After the gig, she very kindly signed books – this is yet another reason why I hate myself for being a Kindle reader as I couldn’t ask her to sign that, so I had to buy a second copy of the book.  We chatted about being the same age – she very kindly said she thought I look younger that her, which I am by three months and we agreed that those extra three months gave her such worldly experience that she was able to patronise me a little.  And I was able to tell her how much of her book resonated with me.  Husband told me afterwards that I came across a little dorky, but I don’t care because I LOVE HER.

She ended her set by telling us that she wants to be Prime Minister, and with the words “Everything’s going to be ok, thanks to Prime Minister Sara Pascoe”.  She has my vote.

You are applauding the unravelling of a man’s mind

Greenwich Comedy Fesitval

I’ve had a very funny weekend. Fortunately, it was intentionally funny, starting with Bill Bailey on Friday night. The tickets found their way into my possession very last minute and completely by chance, but I am so glad we said yes because Bill was hilarious. So hilarious that the woman sat next to me couldn’t control herself.

He was playing at the Princes Hall in Aldershot – not a venue I’m familiar with despite the fact it’s about 10 minutes away from my house. The best thing about this was the fact it was local – Bill started off asking whether Aldershot had recently gone through some kind of nuclear accident, and then mocked a story in the local paper. Within 10 minutes, I had cried my eye make-up off.
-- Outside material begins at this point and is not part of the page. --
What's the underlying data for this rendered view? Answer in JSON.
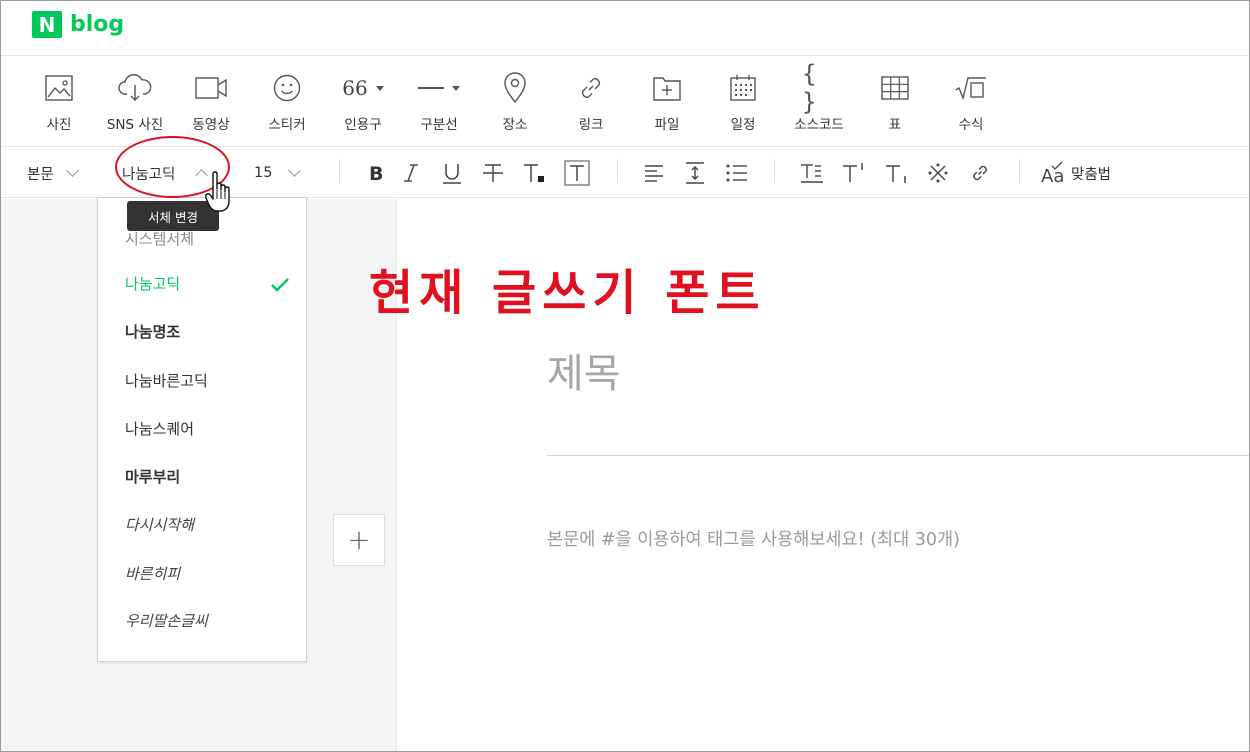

It was listed as a warm-up gig, however it was a solid two hours of brilliant absurdity – it felt like a ‘proper’ gig. He skipped from subject to subject, from almost killing his father-in-law in Norway to Skyping in Estonia, peppered with his trademark songs.
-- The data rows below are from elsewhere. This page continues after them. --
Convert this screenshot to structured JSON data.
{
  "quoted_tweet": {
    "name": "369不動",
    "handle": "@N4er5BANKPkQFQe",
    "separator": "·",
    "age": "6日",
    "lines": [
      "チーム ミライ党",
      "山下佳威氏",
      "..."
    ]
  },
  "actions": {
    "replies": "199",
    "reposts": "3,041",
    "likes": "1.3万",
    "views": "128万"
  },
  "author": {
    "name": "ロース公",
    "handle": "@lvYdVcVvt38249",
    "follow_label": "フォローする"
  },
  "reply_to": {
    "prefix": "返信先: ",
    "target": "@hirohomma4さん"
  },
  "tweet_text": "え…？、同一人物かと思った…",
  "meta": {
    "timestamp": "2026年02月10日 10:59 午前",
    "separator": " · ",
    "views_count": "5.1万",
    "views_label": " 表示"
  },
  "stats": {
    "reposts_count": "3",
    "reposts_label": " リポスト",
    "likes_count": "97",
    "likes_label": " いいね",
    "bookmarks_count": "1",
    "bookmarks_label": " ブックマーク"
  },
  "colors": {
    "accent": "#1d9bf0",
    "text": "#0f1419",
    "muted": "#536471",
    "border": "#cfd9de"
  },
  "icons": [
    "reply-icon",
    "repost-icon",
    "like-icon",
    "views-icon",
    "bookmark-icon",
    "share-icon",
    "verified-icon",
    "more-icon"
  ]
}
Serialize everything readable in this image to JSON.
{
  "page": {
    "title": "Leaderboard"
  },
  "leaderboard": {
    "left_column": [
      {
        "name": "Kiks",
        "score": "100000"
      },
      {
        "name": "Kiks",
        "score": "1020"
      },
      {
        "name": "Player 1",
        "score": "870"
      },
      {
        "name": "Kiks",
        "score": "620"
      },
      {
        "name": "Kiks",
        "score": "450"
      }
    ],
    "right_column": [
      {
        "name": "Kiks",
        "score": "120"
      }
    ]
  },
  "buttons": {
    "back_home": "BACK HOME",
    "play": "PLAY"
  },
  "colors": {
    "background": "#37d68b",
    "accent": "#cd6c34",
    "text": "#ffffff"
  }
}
And with it being so nearby, we were home in time for an early night, ready for more comedy the following day at the Greenwich Comedy Festival.
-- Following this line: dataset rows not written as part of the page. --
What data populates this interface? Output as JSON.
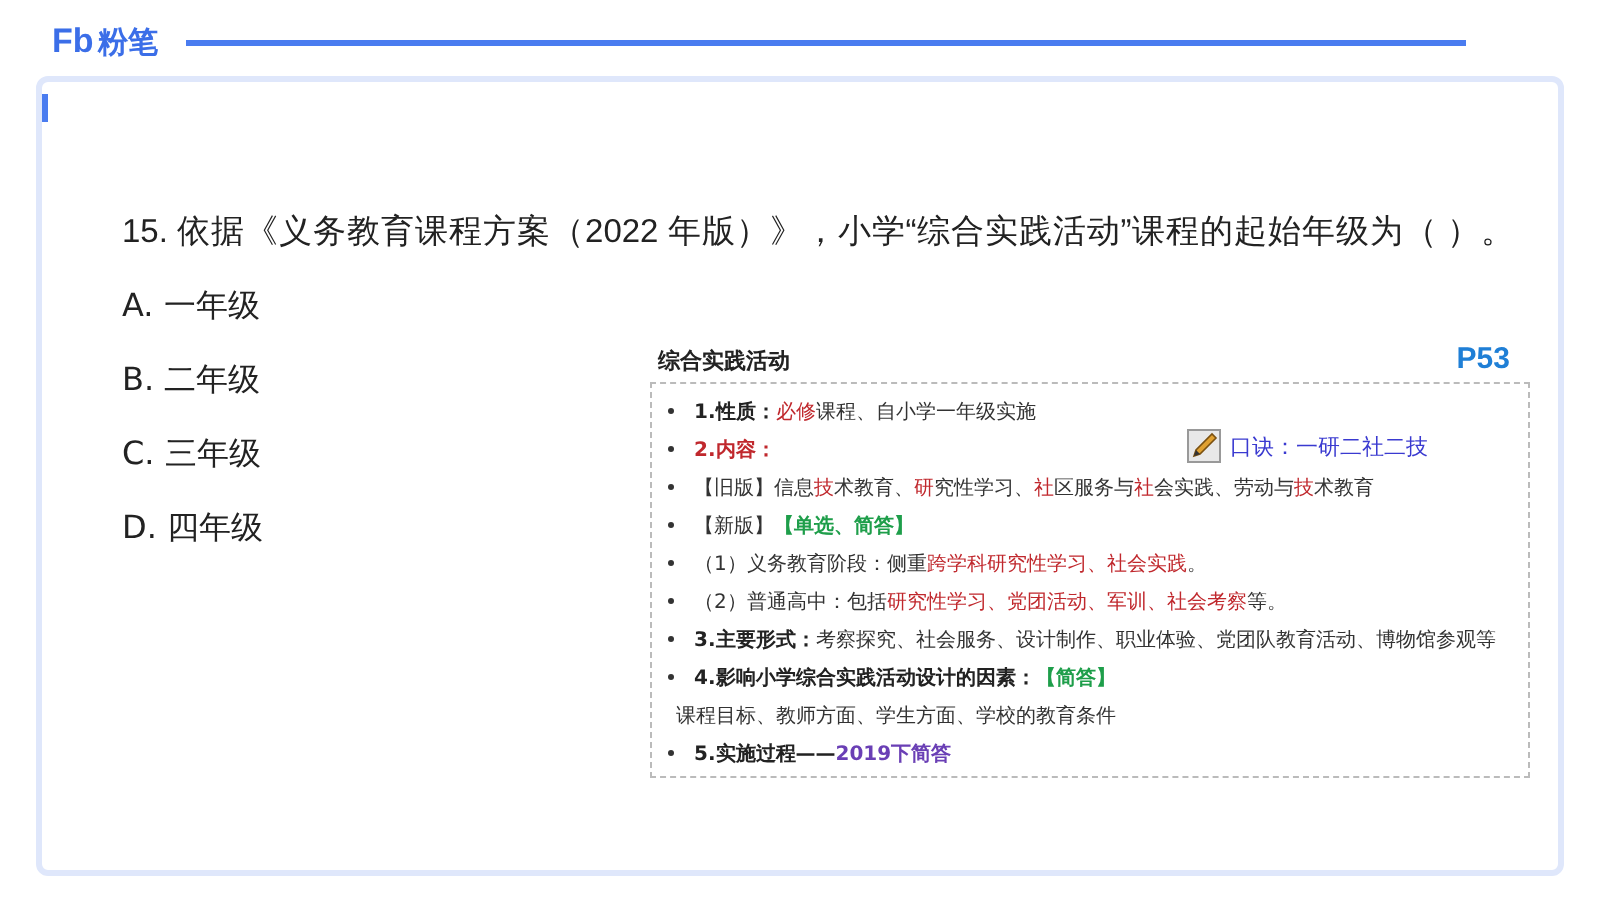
{
  "logo": {
    "mark": "Fb",
    "name": "粉笔"
  },
  "question": {
    "text": "15. 依据《义务教育课程方案（2022 年版）》，小学“综合实践活动”课程的起始年级为（ ）。",
    "options": [
      "A. 一年级",
      "B. 二年级",
      "C. 三年级",
      "D. 四年级"
    ]
  },
  "note": {
    "title": "综合实践活动",
    "page": "P53",
    "mnemonic": "口诀：一研二社二技",
    "lines": [
      {
        "bullet": true,
        "segments": [
          {
            "text": "1.性质：",
            "kind": "bold"
          },
          {
            "text": "必修",
            "kind": "red"
          },
          {
            "text": "课程、自小学一年级实施",
            "kind": "plain"
          }
        ]
      },
      {
        "bullet": true,
        "segments": [
          {
            "text": "2.内容：",
            "kind": "red-bold"
          }
        ]
      },
      {
        "bullet": true,
        "segments": [
          {
            "text": "【旧版】信息",
            "kind": "plain"
          },
          {
            "text": "技",
            "kind": "red"
          },
          {
            "text": "术教育、",
            "kind": "plain"
          },
          {
            "text": "研",
            "kind": "red"
          },
          {
            "text": "究性学习、",
            "kind": "plain"
          },
          {
            "text": "社",
            "kind": "red"
          },
          {
            "text": "区服务与",
            "kind": "plain"
          },
          {
            "text": "社",
            "kind": "red"
          },
          {
            "text": "会实践、劳动与",
            "kind": "plain"
          },
          {
            "text": "技",
            "kind": "red"
          },
          {
            "text": "术教育",
            "kind": "plain"
          }
        ]
      },
      {
        "bullet": true,
        "segments": [
          {
            "text": "【新版】",
            "kind": "plain"
          },
          {
            "text": "【单选、简答】",
            "kind": "green"
          }
        ]
      },
      {
        "bullet": true,
        "segments": [
          {
            "text": "（1）义务教育阶段：侧重",
            "kind": "plain"
          },
          {
            "text": "跨学科研究性学习、社会实践",
            "kind": "red"
          },
          {
            "text": "。",
            "kind": "plain"
          }
        ]
      },
      {
        "bullet": true,
        "segments": [
          {
            "text": "（2）普通高中：包括",
            "kind": "plain"
          },
          {
            "text": "研究性学习、党团活动、军训、社会考察",
            "kind": "red"
          },
          {
            "text": "等。",
            "kind": "plain"
          }
        ]
      },
      {
        "bullet": true,
        "segments": [
          {
            "text": "3.主要形式：",
            "kind": "bold"
          },
          {
            "text": "考察探究、社会服务、设计制作、职业体验、党团队教育活动、博物馆参观等",
            "kind": "plain"
          }
        ]
      },
      {
        "bullet": true,
        "segments": [
          {
            "text": "4.影响小学综合实践活动设计的因素：",
            "kind": "bold"
          },
          {
            "text": "【简答】",
            "kind": "green"
          }
        ]
      },
      {
        "bullet": false,
        "segments": [
          {
            "text": "课程目标、教师方面、学生方面、学校的教育条件",
            "kind": "plain"
          }
        ]
      },
      {
        "bullet": true,
        "segments": [
          {
            "text": "5.实施过程——",
            "kind": "bold"
          },
          {
            "text": "2019下简答",
            "kind": "purple"
          }
        ]
      }
    ]
  }
}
Greenwich Comedy Fesitval2The comedy festival market has been seriously lacking since Laughs in the Parks folded a few years ago (I say this with no evidence, other than I haven’t seen a festival lately…). We had tickets for Saturday afternoon, but the festival itself ran for 5 days in the grounds of the National Maritime Museum, conveniently on the same road as Tim who we collected on the way from North Greenwich station.

Husband and I headed straight for the food stalls as we were starving, ignoring the demands to “GET A MAGNERS NOW” – we feasted on venison burger and really nice chips (they were frustratingly out of sweet potato fries. Middle class problems). The tent itself was oddly dark and initially insanely warm. I felt quite bad for not listening to the first two acts – compere John Robins and Richard Herring – as the heat was making me feel so sleepy.

Both John and Richard seemed to talk about genitals in quite a bit of detail, but I was amused by Richard’s exponential mathematic problems. It was perhaps a little too early for Richard’s brand of comedy but it did make me giggle.

Sara Pascoe was up next, and I LOVED HER. Her comedy ticked all of my boxes, especially equating people telling her to have a baby to her telling them they should go on QI (“you should really go on QI before it’s too late and they stop showing it”). I definitely want to see in her own show. I also knew where she got her dress and shoes from – she is me, in comedian form.

Greenwich Comedy Festival3

Finally, Adam Buxton bounded on stage (although we had already seen him setting up his laptop, which I was mesmerised by). I haven’t seen Adam doing his stand-up for a while, and he has a noticeably different energy to when we see him at the BFI. Most of the things were saw were new to us, so that was a bonus. His videos, keynote presentations, and YouTube comments were insanely haphazard. I love Dr Buckles.

The festival itself could have done with a touch less branding. It was bordering on the ridiculous and needed to be dialled down a bit. It was a very pleasant afternoon though, and I’m sad I didn’t see more acts. Maybe next year. If it doesn’t go under like Laughs in the Park.